In calculating the index, price changes for the various items in each location are averaged together with weights that represent their importance in the spending of the appropriate population group. Local data are then combined to obtain a U.S. city average. Because the sample size of a local area is smaller, the local area index is subject to substantially more sampling and other measurement error than the national index. In addition, local indexes are not adjusted for seasonal influences. As a result, local area indexes show greater volatility than the national index, although their long-term trends are quite similar. NOTE: Area indexes do not measure differences in the level of prices between cities; they only measure the average change in prices for each area since the base period.
The Houston-The Woodlands-Sugar Land, Texas, Core Based Statistical Area includes the counties of Austin, Brazoria, Chambers, Fort Bend, Galveston, Harris, Liberty, Montgomery, and Waller.
Information in this release will be made available to sensory impaired individuals upon request. Voice phone: (202) 691-5200; Federal Relay Service: (800) 877-8339.
|Item and Group||Indexes||Percent change from -|
All items (1967 = 100)
Food and beverages
Food at home
Cereals and bakery products
Meats, poultry, fish, and eggs
Dairy and related products
Fruits and vegetables
Nonalcoholic beverages and beverage materials(1)
Other food at home
Food away from home
Rent of primary residence
Owners' equivalent rent of residences(2)
Owners' equivalent rent of primary residence(2)
Fuels and utilities
Utility (piped) gas service
Household furnishings and operations
New and used motor vehicles(3)
Used cars and trucks(1)
Gasoline (all types)
Gasoline, unleaded regular(4)
Gasoline, unleaded premium(4)
Motor vehicle insurance(1)
Education and communication(3)
Tuition, other school fees, and childcare(1)
Other goods and services
Commodity and service group
Commodities less food and beverages
Nondurables less food and beverages
Special aggregate indexes
All items less shelter
All items less medical care
Commodities less food
Nondurables less food

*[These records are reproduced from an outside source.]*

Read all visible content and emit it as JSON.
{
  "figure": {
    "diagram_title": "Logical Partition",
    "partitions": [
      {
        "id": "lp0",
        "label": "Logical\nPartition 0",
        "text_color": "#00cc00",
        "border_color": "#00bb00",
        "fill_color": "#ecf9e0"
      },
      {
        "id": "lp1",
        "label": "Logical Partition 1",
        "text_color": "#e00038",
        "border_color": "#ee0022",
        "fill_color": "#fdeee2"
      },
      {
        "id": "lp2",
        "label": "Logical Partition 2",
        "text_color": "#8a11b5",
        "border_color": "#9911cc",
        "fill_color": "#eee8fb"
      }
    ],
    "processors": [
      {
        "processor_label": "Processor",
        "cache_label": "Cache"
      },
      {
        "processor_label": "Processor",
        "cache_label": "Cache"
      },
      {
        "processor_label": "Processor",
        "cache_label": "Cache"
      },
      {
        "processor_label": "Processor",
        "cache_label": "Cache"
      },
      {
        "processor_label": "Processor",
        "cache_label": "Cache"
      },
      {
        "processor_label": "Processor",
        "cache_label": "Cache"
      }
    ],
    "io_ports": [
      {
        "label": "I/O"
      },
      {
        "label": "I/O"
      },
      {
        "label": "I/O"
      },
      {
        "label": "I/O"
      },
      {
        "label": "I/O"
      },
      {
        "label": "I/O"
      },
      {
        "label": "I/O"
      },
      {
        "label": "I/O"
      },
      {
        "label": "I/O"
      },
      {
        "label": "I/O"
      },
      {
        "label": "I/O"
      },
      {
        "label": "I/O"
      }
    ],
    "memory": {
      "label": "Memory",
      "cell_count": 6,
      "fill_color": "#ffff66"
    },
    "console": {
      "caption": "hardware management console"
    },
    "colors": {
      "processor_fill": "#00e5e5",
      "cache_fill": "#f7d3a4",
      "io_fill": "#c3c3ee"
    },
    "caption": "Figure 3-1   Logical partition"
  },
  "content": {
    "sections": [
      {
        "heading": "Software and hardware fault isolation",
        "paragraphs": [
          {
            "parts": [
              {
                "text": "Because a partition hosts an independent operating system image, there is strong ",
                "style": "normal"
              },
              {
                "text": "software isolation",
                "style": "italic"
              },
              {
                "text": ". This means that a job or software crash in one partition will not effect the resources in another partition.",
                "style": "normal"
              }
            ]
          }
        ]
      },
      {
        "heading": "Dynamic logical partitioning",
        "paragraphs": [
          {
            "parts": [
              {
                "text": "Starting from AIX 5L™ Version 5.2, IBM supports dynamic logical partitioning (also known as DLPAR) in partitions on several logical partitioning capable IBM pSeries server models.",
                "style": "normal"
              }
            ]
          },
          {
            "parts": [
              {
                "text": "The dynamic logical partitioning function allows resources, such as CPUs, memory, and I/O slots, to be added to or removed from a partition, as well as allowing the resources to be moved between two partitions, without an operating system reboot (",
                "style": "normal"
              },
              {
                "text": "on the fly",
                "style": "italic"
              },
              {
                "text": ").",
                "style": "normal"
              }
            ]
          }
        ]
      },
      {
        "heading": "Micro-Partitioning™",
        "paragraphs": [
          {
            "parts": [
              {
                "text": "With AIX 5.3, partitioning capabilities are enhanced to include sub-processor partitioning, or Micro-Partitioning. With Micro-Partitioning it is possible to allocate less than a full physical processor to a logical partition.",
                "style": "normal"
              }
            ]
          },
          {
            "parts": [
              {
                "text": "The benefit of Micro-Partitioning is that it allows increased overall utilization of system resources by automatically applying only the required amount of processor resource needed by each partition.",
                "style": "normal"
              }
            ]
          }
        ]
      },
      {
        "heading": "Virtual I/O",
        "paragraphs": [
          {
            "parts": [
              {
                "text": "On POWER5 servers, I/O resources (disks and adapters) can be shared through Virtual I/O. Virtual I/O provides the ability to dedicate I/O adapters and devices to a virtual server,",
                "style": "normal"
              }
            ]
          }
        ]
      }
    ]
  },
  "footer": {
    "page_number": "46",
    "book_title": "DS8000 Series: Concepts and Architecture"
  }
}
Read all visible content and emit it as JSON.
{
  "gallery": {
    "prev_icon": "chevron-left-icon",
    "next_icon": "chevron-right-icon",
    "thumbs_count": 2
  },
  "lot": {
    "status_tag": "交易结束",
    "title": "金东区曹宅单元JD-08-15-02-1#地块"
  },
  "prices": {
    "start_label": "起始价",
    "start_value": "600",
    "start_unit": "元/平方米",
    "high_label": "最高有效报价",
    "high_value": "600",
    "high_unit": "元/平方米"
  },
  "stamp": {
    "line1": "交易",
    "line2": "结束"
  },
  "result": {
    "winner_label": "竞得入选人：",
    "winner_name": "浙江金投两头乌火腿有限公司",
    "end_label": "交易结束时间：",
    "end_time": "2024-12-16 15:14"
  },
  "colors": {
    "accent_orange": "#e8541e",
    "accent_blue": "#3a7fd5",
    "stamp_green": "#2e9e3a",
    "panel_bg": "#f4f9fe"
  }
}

Services less rent of shelter(2)
Services less medical care services
All items less energy
All items less food and energy
- Data not available.
Last Modified Date: Tuesday, March 12, 2019